WHAT IS NEEDED: Among the entries below, find the lines with the word "this" and return them.

DATA SUPPLIED:
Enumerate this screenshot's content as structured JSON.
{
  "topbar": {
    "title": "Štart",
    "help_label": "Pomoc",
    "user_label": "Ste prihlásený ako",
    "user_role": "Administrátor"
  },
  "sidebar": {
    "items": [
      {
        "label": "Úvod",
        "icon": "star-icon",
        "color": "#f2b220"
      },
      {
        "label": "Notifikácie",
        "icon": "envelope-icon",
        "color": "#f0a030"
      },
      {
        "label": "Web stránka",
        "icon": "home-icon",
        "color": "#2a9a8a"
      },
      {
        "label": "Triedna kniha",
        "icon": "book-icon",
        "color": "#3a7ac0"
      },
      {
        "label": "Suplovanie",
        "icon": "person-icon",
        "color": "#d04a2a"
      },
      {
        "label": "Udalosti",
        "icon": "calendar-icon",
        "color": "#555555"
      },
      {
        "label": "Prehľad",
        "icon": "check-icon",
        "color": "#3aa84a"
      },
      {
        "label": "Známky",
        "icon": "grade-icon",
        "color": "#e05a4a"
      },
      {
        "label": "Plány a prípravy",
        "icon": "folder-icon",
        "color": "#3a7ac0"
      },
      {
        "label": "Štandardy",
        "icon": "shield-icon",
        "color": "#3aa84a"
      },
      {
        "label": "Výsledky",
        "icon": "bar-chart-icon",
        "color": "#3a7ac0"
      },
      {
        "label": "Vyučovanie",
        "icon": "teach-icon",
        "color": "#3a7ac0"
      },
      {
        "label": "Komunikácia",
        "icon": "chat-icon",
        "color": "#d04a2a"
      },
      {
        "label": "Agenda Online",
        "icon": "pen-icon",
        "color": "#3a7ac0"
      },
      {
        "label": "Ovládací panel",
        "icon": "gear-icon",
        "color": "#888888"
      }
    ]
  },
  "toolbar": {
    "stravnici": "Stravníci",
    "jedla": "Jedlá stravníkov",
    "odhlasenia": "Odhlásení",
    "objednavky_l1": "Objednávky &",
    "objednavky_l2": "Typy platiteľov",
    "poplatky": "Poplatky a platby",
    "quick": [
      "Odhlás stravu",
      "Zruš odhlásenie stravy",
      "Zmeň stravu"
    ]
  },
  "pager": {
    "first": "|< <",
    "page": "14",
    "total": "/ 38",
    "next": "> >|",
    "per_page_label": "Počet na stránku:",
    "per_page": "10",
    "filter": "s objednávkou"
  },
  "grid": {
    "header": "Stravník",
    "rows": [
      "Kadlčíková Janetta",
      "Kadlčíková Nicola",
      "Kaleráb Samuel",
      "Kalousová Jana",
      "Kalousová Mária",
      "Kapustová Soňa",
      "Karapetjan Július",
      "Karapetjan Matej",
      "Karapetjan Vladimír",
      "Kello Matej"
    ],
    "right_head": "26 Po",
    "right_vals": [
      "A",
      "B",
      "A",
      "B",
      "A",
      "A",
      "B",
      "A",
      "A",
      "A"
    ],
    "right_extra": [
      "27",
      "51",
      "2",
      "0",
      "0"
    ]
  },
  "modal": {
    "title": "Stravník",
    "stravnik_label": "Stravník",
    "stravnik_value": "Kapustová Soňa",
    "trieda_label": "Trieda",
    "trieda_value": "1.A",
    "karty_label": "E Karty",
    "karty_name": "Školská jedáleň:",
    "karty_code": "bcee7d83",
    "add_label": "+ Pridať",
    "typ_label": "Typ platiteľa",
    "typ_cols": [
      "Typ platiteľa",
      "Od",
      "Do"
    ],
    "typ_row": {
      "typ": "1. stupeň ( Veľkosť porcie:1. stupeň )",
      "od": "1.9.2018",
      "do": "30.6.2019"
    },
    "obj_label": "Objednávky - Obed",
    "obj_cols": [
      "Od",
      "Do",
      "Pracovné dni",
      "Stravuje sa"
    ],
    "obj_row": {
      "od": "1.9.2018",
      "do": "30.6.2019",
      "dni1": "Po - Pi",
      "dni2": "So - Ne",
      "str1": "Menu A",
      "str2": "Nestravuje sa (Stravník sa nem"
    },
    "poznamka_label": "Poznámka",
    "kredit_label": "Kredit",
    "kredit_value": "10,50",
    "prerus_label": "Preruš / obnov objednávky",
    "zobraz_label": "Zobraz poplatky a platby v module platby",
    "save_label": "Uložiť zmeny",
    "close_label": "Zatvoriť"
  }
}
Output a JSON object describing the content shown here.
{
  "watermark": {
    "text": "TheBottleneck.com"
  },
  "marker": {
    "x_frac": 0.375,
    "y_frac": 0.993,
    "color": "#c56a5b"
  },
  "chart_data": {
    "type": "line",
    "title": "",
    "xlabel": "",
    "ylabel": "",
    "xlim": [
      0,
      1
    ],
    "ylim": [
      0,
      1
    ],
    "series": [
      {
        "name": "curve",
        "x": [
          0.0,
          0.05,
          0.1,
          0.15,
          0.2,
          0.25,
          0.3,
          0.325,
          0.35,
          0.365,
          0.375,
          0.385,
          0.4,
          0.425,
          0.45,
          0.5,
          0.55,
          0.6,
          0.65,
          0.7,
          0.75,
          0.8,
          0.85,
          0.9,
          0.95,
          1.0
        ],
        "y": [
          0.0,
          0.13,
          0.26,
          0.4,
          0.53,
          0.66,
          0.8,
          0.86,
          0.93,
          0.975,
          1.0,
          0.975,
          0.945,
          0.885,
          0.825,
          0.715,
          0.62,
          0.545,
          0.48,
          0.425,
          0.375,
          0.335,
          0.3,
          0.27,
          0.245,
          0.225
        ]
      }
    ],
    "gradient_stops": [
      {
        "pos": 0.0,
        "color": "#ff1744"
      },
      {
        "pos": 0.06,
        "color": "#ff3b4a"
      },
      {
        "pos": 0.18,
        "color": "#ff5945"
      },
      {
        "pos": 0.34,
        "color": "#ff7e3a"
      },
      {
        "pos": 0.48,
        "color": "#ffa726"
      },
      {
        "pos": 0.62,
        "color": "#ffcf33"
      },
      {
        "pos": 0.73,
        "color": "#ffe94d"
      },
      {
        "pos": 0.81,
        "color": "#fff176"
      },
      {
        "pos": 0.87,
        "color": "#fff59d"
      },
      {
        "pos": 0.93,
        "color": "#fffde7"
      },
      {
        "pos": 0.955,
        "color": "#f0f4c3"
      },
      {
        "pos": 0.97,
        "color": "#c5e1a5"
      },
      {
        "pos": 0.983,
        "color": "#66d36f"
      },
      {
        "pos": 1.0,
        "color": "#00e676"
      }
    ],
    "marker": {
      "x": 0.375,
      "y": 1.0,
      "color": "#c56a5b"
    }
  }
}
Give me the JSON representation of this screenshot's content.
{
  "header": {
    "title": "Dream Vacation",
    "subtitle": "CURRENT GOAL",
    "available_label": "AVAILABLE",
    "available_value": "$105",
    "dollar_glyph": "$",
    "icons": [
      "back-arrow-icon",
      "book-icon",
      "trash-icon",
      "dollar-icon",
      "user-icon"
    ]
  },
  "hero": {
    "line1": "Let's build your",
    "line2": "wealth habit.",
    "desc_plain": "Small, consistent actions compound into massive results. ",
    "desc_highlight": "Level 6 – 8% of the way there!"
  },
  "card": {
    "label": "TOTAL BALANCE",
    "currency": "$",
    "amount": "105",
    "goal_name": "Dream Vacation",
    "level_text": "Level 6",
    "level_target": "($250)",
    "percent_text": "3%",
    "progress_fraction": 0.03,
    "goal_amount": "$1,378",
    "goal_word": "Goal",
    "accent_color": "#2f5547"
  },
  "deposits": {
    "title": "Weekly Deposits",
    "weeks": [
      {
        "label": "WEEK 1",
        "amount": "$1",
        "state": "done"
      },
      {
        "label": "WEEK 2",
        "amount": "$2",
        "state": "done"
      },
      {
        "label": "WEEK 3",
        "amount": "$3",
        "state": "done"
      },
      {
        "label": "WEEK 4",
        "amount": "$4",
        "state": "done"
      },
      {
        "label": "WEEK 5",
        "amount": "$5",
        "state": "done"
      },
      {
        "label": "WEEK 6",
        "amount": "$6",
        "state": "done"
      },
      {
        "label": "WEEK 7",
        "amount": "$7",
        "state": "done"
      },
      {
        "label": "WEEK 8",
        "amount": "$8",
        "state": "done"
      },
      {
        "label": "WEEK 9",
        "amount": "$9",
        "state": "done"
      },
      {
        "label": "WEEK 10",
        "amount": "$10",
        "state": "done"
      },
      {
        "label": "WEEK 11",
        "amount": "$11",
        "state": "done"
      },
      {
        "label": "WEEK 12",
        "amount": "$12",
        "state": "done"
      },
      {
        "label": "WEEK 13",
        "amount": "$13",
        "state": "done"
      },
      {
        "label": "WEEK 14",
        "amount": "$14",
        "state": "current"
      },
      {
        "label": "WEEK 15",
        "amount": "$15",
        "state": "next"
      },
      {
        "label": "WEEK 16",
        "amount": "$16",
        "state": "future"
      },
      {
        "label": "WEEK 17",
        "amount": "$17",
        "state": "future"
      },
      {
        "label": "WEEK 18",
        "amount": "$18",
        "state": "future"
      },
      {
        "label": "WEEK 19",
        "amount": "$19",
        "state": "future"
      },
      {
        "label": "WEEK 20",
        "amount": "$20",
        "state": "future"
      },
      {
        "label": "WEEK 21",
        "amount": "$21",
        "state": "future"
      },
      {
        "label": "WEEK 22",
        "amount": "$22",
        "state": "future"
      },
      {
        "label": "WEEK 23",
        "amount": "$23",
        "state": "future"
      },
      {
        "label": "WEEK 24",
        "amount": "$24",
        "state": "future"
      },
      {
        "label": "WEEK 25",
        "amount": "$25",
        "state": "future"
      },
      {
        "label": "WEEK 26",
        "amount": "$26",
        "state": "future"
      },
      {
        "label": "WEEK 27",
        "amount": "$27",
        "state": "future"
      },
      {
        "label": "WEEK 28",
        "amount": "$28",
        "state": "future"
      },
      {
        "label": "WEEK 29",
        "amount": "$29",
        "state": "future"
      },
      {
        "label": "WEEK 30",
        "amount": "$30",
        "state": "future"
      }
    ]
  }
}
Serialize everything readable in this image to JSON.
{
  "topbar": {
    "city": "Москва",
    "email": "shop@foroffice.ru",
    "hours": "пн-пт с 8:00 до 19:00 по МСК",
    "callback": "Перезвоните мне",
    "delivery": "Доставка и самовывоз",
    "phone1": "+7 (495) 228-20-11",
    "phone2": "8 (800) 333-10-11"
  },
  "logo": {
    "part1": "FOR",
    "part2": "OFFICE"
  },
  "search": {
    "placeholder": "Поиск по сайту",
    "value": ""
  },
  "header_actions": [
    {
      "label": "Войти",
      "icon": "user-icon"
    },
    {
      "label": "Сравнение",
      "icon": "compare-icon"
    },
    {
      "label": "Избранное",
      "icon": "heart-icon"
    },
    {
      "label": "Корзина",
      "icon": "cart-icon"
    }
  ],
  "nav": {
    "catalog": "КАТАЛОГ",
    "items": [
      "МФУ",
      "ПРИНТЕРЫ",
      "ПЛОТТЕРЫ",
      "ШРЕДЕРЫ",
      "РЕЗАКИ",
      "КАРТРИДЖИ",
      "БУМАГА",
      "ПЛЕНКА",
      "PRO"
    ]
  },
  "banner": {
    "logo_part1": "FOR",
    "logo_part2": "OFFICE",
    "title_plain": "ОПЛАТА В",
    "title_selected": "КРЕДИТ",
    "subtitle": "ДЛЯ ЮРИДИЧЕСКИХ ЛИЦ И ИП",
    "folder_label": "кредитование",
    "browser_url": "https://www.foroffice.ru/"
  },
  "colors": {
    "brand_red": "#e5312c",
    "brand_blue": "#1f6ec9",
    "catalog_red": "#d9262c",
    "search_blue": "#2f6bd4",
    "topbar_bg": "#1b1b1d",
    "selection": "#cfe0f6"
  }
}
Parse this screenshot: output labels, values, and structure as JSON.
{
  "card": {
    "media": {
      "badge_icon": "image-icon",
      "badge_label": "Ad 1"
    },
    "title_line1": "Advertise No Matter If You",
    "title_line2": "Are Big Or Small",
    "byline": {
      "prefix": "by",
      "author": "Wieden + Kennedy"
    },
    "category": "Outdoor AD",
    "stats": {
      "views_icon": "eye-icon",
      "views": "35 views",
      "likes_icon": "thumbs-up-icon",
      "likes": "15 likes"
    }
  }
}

THE ANSWER:
Enumerate this screenshot's content as structured JSON.
Give me the JSON representation of this screenshot's content.
Serialize everything readable in this image to JSON.
Parse this screenshot: output labels, values, and structure as JSON.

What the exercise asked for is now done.